Coming in a distant third in the superhero race this summer was 20th Century Fox’s The Wolverine. For the unaware: while the character Wolverine is a property of Marvel comics, his film rights remain tied up by Fox’s studios (along with those of the other X-Men). Thus, his movie exploits, and business decisions surrounding the franchise, remain separate from the Marvel Studios “universe” of Iron Man, The Avengers, etc. The last go-around for the character Wolverine was the disastrous X-Men Origins: Wolverine, a flop among critics and fans alike. Throw in his absence from X-Men: First Class (other than a fan-service cameo), and Fox felt it was time to bring Logan back for his own feature, the feature his rabid fans had long hoped for. After several false starts with name directors (including Black Swan‘s Darren Aronofsky), Fox selected James Mangold to direct (3:10 to Yuma, Walk the Line) and The Wolverine hit theaters in July, after the Iron Man and Superman frenzies had long subsided. While substantially more successful with critics and fans than Origins, it remained an afterthought to many moviegoers after a long summer of spectacle. It more than earned back its budget by a considerable margin, but lacked the buzz of past Wolverine vehicles and was unable to outearn 2009’s Origins despite the latter’s flaws. It was successful in lessening some of the anxiety over the upcoming X-Men: Days of Future Past in 2014, which will also feature Wolverine in the leading role, but fans and executives alike have to wonder, with star Hugh Jackman approaching 50, when will Wolverine’s claws no longer draw blood?
With no end in sight to the parade of blockbuster superhero films, and as we come to grips with a landscape where nearly every top hit comes from a franchise machine, studios and owners of intellectual property will continue to grapple over which cash cow produces the most milk.

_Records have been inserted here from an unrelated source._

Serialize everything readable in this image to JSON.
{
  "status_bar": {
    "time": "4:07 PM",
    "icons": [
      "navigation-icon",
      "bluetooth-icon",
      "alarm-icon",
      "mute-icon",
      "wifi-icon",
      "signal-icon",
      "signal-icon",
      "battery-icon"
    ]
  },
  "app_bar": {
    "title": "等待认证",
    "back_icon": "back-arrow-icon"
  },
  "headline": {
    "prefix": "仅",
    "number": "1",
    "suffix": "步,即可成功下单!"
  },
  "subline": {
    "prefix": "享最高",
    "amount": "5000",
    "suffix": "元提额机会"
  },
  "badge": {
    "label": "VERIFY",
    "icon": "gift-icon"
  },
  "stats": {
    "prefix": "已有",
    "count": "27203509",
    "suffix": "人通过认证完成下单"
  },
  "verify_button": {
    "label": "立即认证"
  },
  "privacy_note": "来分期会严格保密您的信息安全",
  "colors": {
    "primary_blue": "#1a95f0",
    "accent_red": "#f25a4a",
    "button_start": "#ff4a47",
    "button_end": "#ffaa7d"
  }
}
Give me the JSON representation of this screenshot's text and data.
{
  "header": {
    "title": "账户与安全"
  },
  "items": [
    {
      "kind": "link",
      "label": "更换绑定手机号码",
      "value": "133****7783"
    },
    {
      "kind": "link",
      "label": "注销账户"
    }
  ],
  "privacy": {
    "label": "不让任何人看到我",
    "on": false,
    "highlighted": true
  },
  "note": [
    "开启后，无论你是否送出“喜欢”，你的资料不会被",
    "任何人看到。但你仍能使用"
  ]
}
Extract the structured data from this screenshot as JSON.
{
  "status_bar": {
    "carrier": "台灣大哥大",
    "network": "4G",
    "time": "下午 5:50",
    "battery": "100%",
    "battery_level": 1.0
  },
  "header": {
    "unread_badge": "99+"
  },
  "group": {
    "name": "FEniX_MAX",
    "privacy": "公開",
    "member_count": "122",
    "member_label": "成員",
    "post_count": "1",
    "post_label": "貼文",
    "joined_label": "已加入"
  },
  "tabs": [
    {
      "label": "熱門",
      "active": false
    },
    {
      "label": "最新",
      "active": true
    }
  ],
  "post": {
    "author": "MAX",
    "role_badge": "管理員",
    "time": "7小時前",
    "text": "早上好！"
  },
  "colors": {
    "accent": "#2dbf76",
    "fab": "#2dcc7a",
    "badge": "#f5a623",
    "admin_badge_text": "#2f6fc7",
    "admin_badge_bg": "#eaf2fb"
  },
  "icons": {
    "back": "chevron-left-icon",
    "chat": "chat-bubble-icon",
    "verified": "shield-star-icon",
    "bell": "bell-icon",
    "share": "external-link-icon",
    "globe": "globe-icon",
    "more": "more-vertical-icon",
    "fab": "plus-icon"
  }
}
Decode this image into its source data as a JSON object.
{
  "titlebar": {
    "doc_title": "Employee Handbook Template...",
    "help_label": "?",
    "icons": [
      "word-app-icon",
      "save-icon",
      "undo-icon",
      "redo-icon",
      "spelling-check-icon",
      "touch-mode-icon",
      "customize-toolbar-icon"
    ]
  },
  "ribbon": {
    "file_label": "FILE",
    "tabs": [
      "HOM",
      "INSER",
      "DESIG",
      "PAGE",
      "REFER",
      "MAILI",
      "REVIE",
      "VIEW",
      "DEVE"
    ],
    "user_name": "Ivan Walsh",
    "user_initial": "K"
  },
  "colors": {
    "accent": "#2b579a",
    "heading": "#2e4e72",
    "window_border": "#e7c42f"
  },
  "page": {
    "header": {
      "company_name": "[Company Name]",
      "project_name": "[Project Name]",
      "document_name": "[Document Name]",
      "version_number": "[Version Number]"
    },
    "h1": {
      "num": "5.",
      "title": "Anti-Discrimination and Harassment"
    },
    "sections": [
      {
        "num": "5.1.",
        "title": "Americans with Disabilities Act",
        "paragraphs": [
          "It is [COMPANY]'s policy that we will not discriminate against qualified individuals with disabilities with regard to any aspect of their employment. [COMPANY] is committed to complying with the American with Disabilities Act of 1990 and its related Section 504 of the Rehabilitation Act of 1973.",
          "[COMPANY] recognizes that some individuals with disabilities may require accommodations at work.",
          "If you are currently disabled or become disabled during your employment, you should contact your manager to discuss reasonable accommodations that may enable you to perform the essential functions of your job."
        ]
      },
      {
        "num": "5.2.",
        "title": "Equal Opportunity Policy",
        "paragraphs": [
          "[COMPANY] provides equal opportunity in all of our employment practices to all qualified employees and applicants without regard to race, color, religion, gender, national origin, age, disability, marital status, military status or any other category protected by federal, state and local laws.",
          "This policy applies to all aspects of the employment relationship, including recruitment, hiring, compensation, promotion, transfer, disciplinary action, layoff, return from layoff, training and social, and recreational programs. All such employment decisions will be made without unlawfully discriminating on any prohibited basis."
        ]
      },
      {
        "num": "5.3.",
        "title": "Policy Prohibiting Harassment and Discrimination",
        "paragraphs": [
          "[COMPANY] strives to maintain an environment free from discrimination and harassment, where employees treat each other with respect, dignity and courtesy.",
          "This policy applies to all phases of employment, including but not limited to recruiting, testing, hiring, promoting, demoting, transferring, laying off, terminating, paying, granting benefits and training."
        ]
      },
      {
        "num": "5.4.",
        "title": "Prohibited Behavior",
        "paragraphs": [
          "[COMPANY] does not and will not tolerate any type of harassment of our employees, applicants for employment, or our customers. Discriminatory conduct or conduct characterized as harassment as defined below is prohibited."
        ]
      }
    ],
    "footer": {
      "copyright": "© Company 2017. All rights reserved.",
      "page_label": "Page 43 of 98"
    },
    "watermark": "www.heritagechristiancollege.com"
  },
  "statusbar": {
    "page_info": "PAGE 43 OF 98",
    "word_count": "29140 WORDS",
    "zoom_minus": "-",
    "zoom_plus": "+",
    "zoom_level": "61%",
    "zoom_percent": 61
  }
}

For now, Marvel seems unbeatable as their “Phase Two” progresses into 2014 (which may contain its biggest gamble yet with the potentially bizarre Guardians of the Galaxy). DC is out of the picture until the Batman/Superman film of 2015, and Fox looks to strike again with the X-Men with Days of Future Past. Columbia will return to the fray with another The Amazing Spider-man 2 – and Spidey is always a box office foe to be reckoned with. It seems unrealistic to expect these films to routinely climb into the all-time Top 10, but until audiences say otherwise with their box office dollars, we can only expect more “phases”, more origin stories, more reboots, and more caped adventurers.